WHAT IS NEEDED — Every record should be written out again in full, with no character altered.

————

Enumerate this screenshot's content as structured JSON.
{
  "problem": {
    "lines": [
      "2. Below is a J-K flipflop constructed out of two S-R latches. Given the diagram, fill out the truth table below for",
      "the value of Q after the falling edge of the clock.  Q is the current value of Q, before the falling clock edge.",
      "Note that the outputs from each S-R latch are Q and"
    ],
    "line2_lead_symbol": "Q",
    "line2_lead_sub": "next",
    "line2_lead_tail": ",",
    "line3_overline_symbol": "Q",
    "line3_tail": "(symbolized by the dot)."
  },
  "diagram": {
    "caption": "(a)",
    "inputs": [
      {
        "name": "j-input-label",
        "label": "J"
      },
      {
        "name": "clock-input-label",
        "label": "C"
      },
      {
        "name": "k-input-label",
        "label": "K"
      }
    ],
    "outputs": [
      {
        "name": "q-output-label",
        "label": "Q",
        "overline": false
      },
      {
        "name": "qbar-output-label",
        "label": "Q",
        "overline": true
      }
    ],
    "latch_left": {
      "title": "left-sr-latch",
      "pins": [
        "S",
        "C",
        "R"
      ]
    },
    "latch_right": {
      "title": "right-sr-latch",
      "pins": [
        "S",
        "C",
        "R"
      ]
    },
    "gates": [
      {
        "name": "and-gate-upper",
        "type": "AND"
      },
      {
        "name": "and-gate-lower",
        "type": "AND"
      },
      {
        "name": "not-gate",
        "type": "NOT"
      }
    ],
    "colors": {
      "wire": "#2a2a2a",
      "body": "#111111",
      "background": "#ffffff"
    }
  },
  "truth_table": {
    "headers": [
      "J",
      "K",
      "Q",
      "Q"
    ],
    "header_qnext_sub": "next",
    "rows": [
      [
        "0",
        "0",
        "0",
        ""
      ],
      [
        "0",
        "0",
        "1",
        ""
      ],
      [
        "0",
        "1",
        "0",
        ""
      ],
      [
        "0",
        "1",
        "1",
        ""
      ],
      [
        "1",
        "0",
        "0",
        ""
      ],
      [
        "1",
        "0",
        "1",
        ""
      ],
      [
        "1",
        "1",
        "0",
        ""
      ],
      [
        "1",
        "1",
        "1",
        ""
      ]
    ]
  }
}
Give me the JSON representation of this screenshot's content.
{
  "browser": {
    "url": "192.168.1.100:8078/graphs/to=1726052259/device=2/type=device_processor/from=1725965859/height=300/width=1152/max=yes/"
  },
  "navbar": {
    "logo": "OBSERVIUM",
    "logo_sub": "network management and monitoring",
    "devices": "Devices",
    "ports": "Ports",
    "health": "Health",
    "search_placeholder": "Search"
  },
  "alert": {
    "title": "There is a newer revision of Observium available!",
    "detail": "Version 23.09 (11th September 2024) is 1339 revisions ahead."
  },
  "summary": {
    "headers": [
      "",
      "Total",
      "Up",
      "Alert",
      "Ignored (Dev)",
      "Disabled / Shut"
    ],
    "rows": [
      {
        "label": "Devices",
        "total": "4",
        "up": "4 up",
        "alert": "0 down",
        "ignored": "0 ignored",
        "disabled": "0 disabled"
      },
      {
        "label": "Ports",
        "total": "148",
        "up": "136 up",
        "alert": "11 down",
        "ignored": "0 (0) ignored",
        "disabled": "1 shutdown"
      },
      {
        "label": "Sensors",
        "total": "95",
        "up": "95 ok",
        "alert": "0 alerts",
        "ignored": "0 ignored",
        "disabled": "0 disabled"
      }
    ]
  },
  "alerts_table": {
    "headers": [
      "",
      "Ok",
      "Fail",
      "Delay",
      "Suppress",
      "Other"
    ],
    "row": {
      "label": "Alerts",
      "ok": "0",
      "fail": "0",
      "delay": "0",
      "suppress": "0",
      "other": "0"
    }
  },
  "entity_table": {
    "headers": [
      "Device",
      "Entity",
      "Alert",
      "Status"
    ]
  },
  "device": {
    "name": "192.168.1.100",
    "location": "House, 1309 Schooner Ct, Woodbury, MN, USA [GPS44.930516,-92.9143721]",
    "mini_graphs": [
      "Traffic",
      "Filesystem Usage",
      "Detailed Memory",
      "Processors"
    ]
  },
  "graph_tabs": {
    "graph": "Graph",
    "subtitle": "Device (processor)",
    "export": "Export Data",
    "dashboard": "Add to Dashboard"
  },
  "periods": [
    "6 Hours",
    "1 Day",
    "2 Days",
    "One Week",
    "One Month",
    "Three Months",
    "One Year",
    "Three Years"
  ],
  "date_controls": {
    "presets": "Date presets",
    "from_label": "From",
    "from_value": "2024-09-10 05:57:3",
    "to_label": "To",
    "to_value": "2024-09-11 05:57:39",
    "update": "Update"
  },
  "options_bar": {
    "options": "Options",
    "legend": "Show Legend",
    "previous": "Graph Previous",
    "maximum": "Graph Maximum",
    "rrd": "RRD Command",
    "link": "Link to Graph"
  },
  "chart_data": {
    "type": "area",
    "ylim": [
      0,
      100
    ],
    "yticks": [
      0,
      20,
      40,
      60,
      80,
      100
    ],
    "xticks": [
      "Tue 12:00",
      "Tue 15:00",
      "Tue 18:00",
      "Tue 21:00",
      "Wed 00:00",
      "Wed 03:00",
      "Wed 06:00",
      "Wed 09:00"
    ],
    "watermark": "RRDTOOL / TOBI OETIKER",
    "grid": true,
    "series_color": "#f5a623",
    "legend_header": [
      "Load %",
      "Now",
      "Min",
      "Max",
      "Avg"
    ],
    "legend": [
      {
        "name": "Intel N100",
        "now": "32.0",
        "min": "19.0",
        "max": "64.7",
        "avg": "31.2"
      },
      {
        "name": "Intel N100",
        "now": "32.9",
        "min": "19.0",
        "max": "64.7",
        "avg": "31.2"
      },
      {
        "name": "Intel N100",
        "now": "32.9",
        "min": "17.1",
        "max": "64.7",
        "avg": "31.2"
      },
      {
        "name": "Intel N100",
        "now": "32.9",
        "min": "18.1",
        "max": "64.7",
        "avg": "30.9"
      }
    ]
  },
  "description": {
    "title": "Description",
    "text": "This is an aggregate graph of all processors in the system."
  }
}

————

RESULT OF THIS EXERCISE —
Enumerate this screenshot's content as structured JSON.
{
  "problem": {
    "lines": [
      "2. Below is a J-K flipflop constructed out of two S-R latches. Given the diagram, fill out the truth table below for",
      "the value of Q after the falling edge of the clock.  Q is the current value of Q, before the falling clock edge.",
      "Note that the outputs from each S-R latch are Q and"
    ],
    "line2_lead_symbol": "Q",
    "line2_lead_sub": "next",
    "line2_lead_tail": ",",
    "line3_overline_symbol": "Q",
    "line3_tail": "(symbolized by the dot)."
  },
  "diagram": {
    "caption": "(a)",
    "inputs": [
      {
        "name": "j-input-label",
        "label": "J"
      },
      {
        "name": "clock-input-label",
        "label": "C"
      },
      {
        "name": "k-input-label",
        "label": "K"
      }
    ],
    "outputs": [
      {
        "name": "q-output-label",
        "label": "Q",
        "overline": false
      },
      {
        "name": "qbar-output-label",
        "label": "Q",
        "overline": true
      }
    ],
    "latch_left": {
      "title": "left-sr-latch",
      "pins": [
        "S",
        "C",
        "R"
      ]
    },
    "latch_right": {
      "title": "right-sr-latch",
      "pins": [
        "S",
        "C",
        "R"
      ]
    },
    "gates": [
      {
        "name": "and-gate-upper",
        "type": "AND"
      },
      {
        "name": "and-gate-lower",
        "type": "AND"
      },
      {
        "name": "not-gate",
        "type": "NOT"
      }
    ],
    "colors": {
      "wire": "#2a2a2a",
      "body": "#111111",
      "background": "#ffffff"
    }
  },
  "truth_table": {
    "headers": [
      "J",
      "K",
      "Q",
      "Q"
    ],
    "header_qnext_sub": "next",
    "rows": [
      [
        "0",
        "0",
        "0",
        ""
      ],
      [
        "0",
        "0",
        "1",
        ""
      ],
      [
        "0",
        "1",
        "0",
        ""
      ],
      [
        "0",
        "1",
        "1",
        ""
      ],
      [
        "1",
        "0",
        "0",
        ""
      ],
      [
        "1",
        "0",
        "1",
        ""
      ],
      [
        "1",
        "1",
        "0",
        ""
      ],
      [
        "1",
        "1",
        "1",
        ""
      ]
    ]
  }
}
Give me the JSON representation of this screenshot's content.
{
  "browser": {
    "url": "192.168.1.100:8078/graphs/to=1726052259/device=2/type=device_processor/from=1725965859/height=300/width=1152/max=yes/"
  },
  "navbar": {
    "logo": "OBSERVIUM",
    "logo_sub": "network management and monitoring",
    "devices": "Devices",
    "ports": "Ports",
    "health": "Health",
    "search_placeholder": "Search"
  },
  "alert": {
    "title": "There is a newer revision of Observium available!",
    "detail": "Version 23.09 (11th September 2024) is 1339 revisions ahead."
  },
  "summary": {
    "headers": [
      "",
      "Total",
      "Up",
      "Alert",
      "Ignored (Dev)",
      "Disabled / Shut"
    ],
    "rows": [
      {
        "label": "Devices",
        "total": "4",
        "up": "4 up",
        "alert": "0 down",
        "ignored": "0 ignored",
        "disabled": "0 disabled"
      },
      {
        "label": "Ports",
        "total": "148",
        "up": "136 up",
        "alert": "11 down",
        "ignored": "0 (0) ignored",
        "disabled": "1 shutdown"
      },
      {
        "label": "Sensors",
        "total": "95",
        "up": "95 ok",
        "alert": "0 alerts",
        "ignored": "0 ignored",
        "disabled": "0 disabled"
      }
    ]
  },
  "alerts_table": {
    "headers": [
      "",
      "Ok",
      "Fail",
      "Delay",
      "Suppress",
      "Other"
    ],
    "row": {
      "label": "Alerts",
      "ok": "0",
      "fail": "0",
      "delay": "0",
      "suppress": "0",
      "other": "0"
    }
  },
  "entity_table": {
    "headers": [
      "Device",
      "Entity",
      "Alert",
      "Status"
    ]
  },
  "device": {
    "name": "192.168.1.100",
    "location": "House, 1309 Schooner Ct, Woodbury, MN, USA [GPS44.930516,-92.9143721]",
    "mini_graphs": [
      "Traffic",
      "Filesystem Usage",
      "Detailed Memory",
      "Processors"
    ]
  },
  "graph_tabs": {
    "graph": "Graph",
    "subtitle": "Device (processor)",
    "export": "Export Data",
    "dashboard": "Add to Dashboard"
  },
  "periods": [
    "6 Hours",
    "1 Day",
    "2 Days",
    "One Week",
    "One Month",
    "Three Months",
    "One Year",
    "Three Years"
  ],
  "date_controls": {
    "presets": "Date presets",
    "from_label": "From",
    "from_value": "2024-09-10 05:57:3",
    "to_label": "To",
    "to_value": "2024-09-11 05:57:39",
    "update": "Update"
  },
  "options_bar": {
    "options": "Options",
    "legend": "Show Legend",
    "previous": "Graph Previous",
    "maximum": "Graph Maximum",
    "rrd": "RRD Command",
    "link": "Link to Graph"
  },
  "chart_data": {
    "type": "area",
    "ylim": [
      0,
      100
    ],
    "yticks": [
      0,
      20,
      40,
      60,
      80,
      100
    ],
    "xticks": [
      "Tue 12:00",
      "Tue 15:00",
      "Tue 18:00",
      "Tue 21:00",
      "Wed 00:00",
      "Wed 03:00",
      "Wed 06:00",
      "Wed 09:00"
    ],
    "watermark": "RRDTOOL / TOBI OETIKER",
    "grid": true,
    "series_color": "#f5a623",
    "legend_header": [
      "Load %",
      "Now",
      "Min",
      "Max",
      "Avg"
    ],
    "legend": [
      {
        "name": "Intel N100",
        "now": "32.0",
        "min": "19.0",
        "max": "64.7",
        "avg": "31.2"
      },
      {
        "name": "Intel N100",
        "now": "32.9",
        "min": "19.0",
        "max": "64.7",
        "avg": "31.2"
      },
      {
        "name": "Intel N100",
        "now": "32.9",
        "min": "17.1",
        "max": "64.7",
        "avg": "31.2"
      },
      {
        "name": "Intel N100",
        "now": "32.9",
        "min": "18.1",
        "max": "64.7",
        "avg": "30.9"
      }
    ]
  },
  "description": {
    "title": "Description",
    "text": "This is an aggregate graph of all processors in the system."
  }
}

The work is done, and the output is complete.